Today’s post comes from Jim Worsham, editor of Prologue, the quarterly magazine of the National Archives. As the nation began assembling its troops to fight World War I in Europe, Capt. Dwight D. Eisenhower desperately wanted a combat assignment. And “Ike” never passed up an opportunity to put in for one, even being reprimanded for … Continue reading Where were our World War II leaders during World War I?
President Franklin D. Roosevelt signed legislation establishing the National Archives as an independent agency on June 19, 1934, which is our agency's official "birthday." But, we also celebrate April 1, 1985, as our "other birthday." Why? Read on. Although the National Archives was created as an independent agency, Congress transferred it to the newly created General … Continue reading Happy “Other” Birthday, National Archives!
The GI Bill is on display in the East Rotunda Gallery of the National Archives Building from June 6 through July 14. Today's post comes from education and exhibit specialist Michael Hussey. “With the signing of this bill a well-rounded program of special veterans' benefits is nearly completed. It gives emphatic notice to the men … Continue reading On display: GI Bill of Rights
The best thing about Thanksgiving is gathering around the table, stuffing your faces with turkey, and enjoying the pleasant and agreeable conversation with your extended family. Right? Well, to keep the happy conversation flowing, here's some fun facts about Thanksgiving to keep your family distracted from explosive topics (you know what they are at your … Continue reading Tasty tidbits for your Thanksgiving table
Steven Spielberg is being honored by the Foundation for the National Archives for his film legacy, which has brought history to life on the big screen. The National Archives is celebrating the award with a film festival, and Saving Private Ryan is the first film to be screened. Join us tonight, Friday, November 15. For … Continue reading Spielberg Film Festival: Saving Private Ryan

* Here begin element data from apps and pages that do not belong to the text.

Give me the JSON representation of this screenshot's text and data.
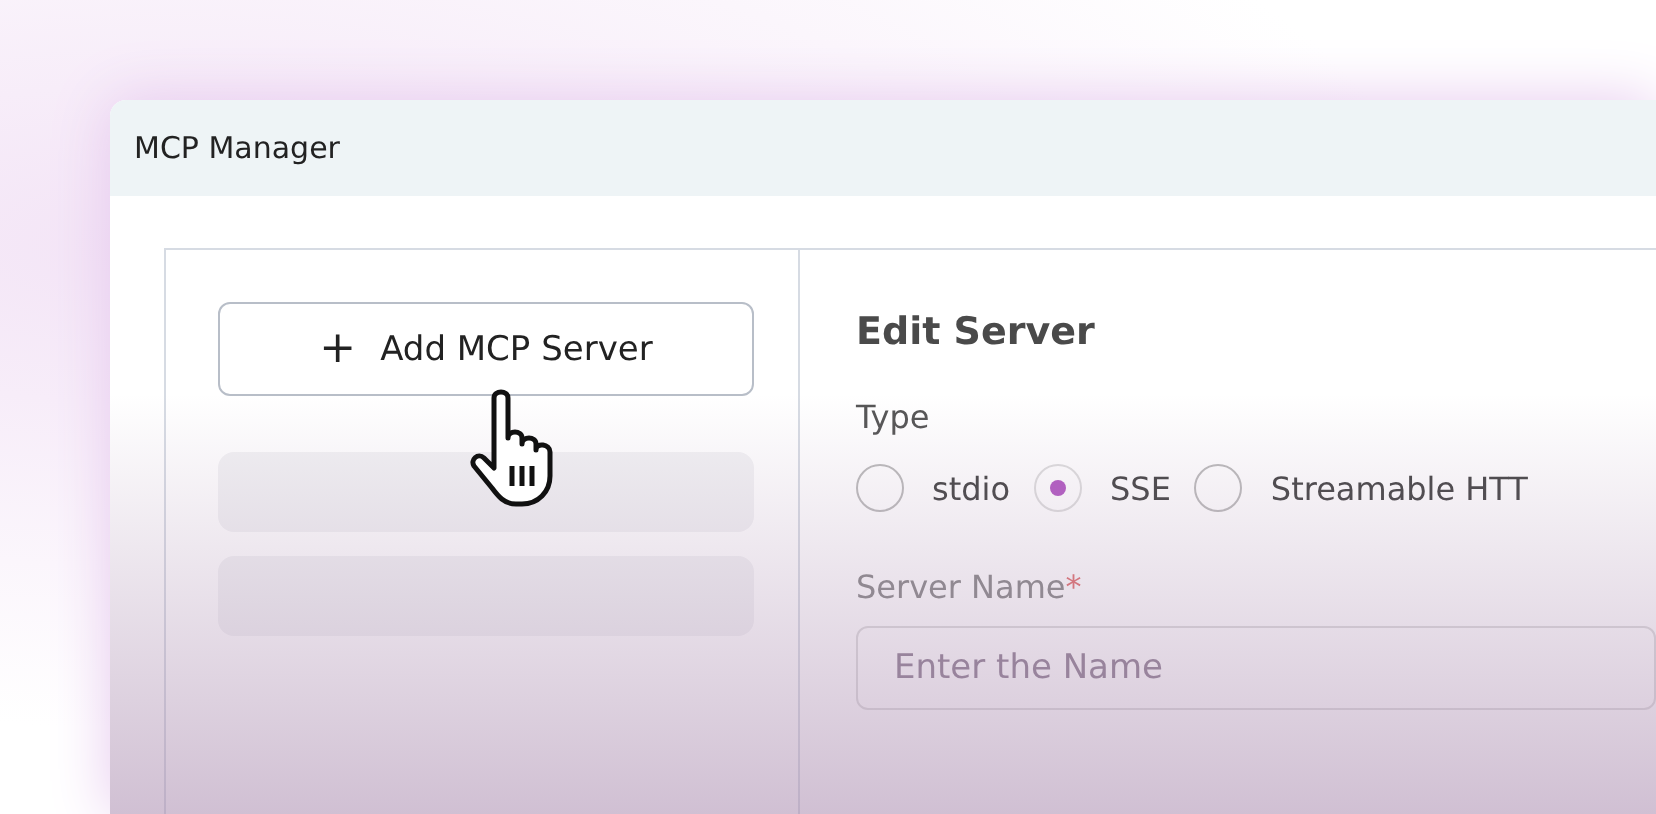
{
  "window": {
    "title": "MCP Manager"
  },
  "sidebar": {
    "add_button": {
      "icon": "+",
      "label": "Add MCP Server"
    },
    "rows": [
      {
        "kind": "skeleton"
      },
      {
        "kind": "skeleton"
      }
    ]
  },
  "editor": {
    "heading": "Edit Server",
    "type_label": "Type",
    "type_options": [
      {
        "label": "stdio",
        "selected": false
      },
      {
        "label": "SSE",
        "selected": true
      },
      {
        "label": "Streamable HTT",
        "selected": false
      }
    ],
    "name_field": {
      "label": "Server Name",
      "required_mark": "*",
      "placeholder": "Enter the Name"
    }
  }
}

In commemoration of the 25th anniversary of the passage of the Civil Liberties Act, the original Executive Order 9066 as well as the 1988 law are on display in the National Archives Building in Washington, DC, from June 16 to August 19, 2013. Today's blog post comes from curator Bruce Bustard. “Here we admit a … Continue reading On display: Executive Order 9066 and the Civil Liberties Act of 1988
Today's guest post comes from Susan Donius, Director of the Office of Presidential Libraries at the National Archives. This post originally appeared on the White House blog. Did you know that before the 1940s, Thanksgiving was not on a fixed date but was whenever the President proclaimed it to be? George Washington issued the first … Continue reading Thanksgiving with the Presidents
Nothing is sweeter than a girl and her dog . . . competing for treats? We enjoyed your captions suggesting the competition between a girl and her same-size canine companion, but like this little girl, the winner seemed just out of our grasp. So we turned to guest judge Sarah Malcolm, who writes for the … Continue reading Thursday Photo Caption Contest: June 21
The National Archives holds many records that tell the story of the attack on Pearl Harbor. To commemorate the 70th anniversary of that day, we've gathered links from across our blogs and on Tumblr to show you some of these moving documents that we hold in safekeeping. Memo to the President This memorandum was one of the … Continue reading Records from the Day of Infamy
In the early afternoon of December 7, 1941, Franklin D. Roosevelt was just finishing lunch in his oval study on the second floor of the White House, preparing to work on his stamp album. The phone rang, and he was informed that the Japanese had attacked Pearl Harbor, Hawaii, shortly before 1 p.m. Washington time, … Continue reading Crafting a Call to Arms: FDR’s Day of Infamy Speech